### BRIEF
Each entry listed below should be reproduced word for word.

### SUPPLIED MATERIAL
Content starts

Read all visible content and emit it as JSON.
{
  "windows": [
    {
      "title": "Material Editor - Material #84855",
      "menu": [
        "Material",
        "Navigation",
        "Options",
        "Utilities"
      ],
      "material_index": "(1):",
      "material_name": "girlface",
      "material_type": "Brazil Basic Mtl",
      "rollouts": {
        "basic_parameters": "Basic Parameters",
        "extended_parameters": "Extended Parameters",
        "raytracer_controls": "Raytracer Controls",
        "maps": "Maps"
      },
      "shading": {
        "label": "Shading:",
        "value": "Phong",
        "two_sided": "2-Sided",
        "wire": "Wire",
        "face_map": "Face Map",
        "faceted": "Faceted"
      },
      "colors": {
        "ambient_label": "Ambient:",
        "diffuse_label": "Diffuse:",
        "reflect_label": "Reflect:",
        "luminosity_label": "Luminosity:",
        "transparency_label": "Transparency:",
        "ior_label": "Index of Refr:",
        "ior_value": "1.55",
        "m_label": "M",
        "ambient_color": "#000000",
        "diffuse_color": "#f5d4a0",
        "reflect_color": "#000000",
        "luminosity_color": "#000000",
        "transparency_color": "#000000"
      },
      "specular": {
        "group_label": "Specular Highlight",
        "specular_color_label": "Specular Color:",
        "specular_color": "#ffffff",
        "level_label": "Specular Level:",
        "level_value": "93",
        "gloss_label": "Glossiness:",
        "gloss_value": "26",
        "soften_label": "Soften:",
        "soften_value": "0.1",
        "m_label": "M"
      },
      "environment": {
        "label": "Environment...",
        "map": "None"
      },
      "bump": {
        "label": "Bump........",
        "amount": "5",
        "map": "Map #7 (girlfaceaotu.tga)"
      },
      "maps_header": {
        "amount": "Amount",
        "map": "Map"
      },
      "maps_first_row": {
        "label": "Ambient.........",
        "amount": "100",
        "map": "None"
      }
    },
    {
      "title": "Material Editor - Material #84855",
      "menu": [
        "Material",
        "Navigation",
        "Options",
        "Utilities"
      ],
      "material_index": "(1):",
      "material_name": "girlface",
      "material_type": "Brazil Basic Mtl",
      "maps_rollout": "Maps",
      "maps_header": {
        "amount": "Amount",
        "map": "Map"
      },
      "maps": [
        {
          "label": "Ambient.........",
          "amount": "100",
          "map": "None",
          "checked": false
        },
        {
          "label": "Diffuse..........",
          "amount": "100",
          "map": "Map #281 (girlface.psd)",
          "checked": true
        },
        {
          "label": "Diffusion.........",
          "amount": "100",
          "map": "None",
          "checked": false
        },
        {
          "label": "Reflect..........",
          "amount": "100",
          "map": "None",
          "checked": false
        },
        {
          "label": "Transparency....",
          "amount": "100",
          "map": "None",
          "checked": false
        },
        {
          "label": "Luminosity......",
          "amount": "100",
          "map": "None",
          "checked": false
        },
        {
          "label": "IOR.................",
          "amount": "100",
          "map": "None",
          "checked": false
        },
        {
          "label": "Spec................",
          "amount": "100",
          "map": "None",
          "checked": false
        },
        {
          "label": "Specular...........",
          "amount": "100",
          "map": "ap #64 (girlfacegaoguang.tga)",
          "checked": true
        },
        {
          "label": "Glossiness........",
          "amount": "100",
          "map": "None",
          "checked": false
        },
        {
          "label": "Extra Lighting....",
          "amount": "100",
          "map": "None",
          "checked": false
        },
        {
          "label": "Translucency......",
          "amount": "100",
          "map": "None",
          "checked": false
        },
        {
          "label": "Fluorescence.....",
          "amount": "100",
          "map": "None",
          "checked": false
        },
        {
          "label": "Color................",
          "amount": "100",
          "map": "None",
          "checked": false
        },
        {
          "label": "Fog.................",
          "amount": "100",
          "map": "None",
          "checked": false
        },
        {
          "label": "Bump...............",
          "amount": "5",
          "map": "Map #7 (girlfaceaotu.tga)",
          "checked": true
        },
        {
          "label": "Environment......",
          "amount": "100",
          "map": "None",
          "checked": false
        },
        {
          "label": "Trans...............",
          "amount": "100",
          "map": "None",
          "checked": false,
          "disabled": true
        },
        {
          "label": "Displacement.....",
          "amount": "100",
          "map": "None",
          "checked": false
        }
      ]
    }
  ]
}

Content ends

### TASK SOLUTION
Read all visible content and emit it as JSON.
{
  "windows": [
    {
      "title": "Material Editor - Material #84855",
      "menu": [
        "Material",
        "Navigation",
        "Options",
        "Utilities"
      ],
      "material_index": "(1):",
      "material_name": "girlface",
      "material_type": "Brazil Basic Mtl",
      "rollouts": {
        "basic_parameters": "Basic Parameters",
        "extended_parameters": "Extended Parameters",
        "raytracer_controls": "Raytracer Controls",
        "maps": "Maps"
      },
      "shading": {
        "label": "Shading:",
        "value": "Phong",
        "two_sided": "2-Sided",
        "wire": "Wire",
        "face_map": "Face Map",
        "faceted": "Faceted"
      },
      "colors": {
        "ambient_label": "Ambient:",
        "diffuse_label": "Diffuse:",
        "reflect_label": "Reflect:",
        "luminosity_label": "Luminosity:",
        "transparency_label": "Transparency:",
        "ior_label": "Index of Refr:",
        "ior_value": "1.55",
        "m_label": "M",
        "ambient_color": "#000000",
        "diffuse_color": "#f5d4a0",
        "reflect_color": "#000000",
        "luminosity_color": "#000000",
        "transparency_color": "#000000"
      },
      "specular": {
        "group_label": "Specular Highlight",
        "specular_color_label": "Specular Color:",
        "specular_color": "#ffffff",
        "level_label": "Specular Level:",
        "level_value": "93",
        "gloss_label": "Glossiness:",
        "gloss_value": "26",
        "soften_label": "Soften:",
        "soften_value": "0.1",
        "m_label": "M"
      },
      "environment": {
        "label": "Environment...",
        "map": "None"
      },
      "bump": {
        "label": "Bump........",
        "amount": "5",
        "map": "Map #7 (girlfaceaotu.tga)"
      },
      "maps_header": {
        "amount": "Amount",
        "map": "Map"
      },
      "maps_first_row": {
        "label": "Ambient.........",
        "amount": "100",
        "map": "None"
      }
    },
    {
      "title": "Material Editor - Material #84855",
      "menu": [
        "Material",
        "Navigation",
        "Options",
        "Utilities"
      ],
      "material_index": "(1):",
      "material_name": "girlface",
      "material_type": "Brazil Basic Mtl",
      "maps_rollout": "Maps",
      "maps_header": {
        "amount": "Amount",
        "map": "Map"
      },
      "maps": [
        {
          "label": "Ambient.........",
          "amount": "100",
          "map": "None",
          "checked": false
        },
        {
          "label": "Diffuse..........",
          "amount": "100",
          "map": "Map #281 (girlface.psd)",
          "checked": true
        },
        {
          "label": "Diffusion.........",
          "amount": "100",
          "map": "None",
          "checked": false
        },
        {
          "label": "Reflect..........",
          "amount": "100",
          "map": "None",
          "checked": false
        },
        {
          "label": "Transparency....",
          "amount": "100",
          "map": "None",
          "checked": false
        },
        {
          "label": "Luminosity......",
          "amount": "100",
          "map": "None",
          "checked": false
        },
        {
          "label": "IOR.................",
          "amount": "100",
          "map": "None",
          "checked": false
        },
        {
          "label": "Spec................",
          "amount": "100",
          "map": "None",
          "checked": false
        },
        {
          "label": "Specular...........",
          "amount": "100",
          "map": "ap #64 (girlfacegaoguang.tga)",
          "checked": true
        },
        {
          "label": "Glossiness........",
          "amount": "100",
          "map": "None",
          "checked": false
        },
        {
          "label": "Extra Lighting....",
          "amount": "100",
          "map": "None",
          "checked": false
        },
        {
          "label": "Translucency......",
          "amount": "100",
          "map": "None",
          "checked": false
        },
        {
          "label": "Fluorescence.....",
          "amount": "100",
          "map": "None",
          "checked": false
        },
        {
          "label": "Color................",
          "amount": "100",
          "map": "None",
          "checked": false
        },
        {
          "label": "Fog.................",
          "amount": "100",
          "map": "None",
          "checked": false
        },
        {
          "label": "Bump...............",
          "amount": "5",
          "map": "Map #7 (girlfaceaotu.tga)",
          "checked": true
        },
        {
          "label": "Environment......",
          "amount": "100",
          "map": "None",
          "checked": false
        },
        {
          "label": "Trans...............",
          "amount": "100",
          "map": "None",
          "checked": false,
          "disabled": true
        },
        {
          "label": "Displacement.....",
          "amount": "100",
          "map": "None",
          "checked": false
        }
      ]
    }
  ]
}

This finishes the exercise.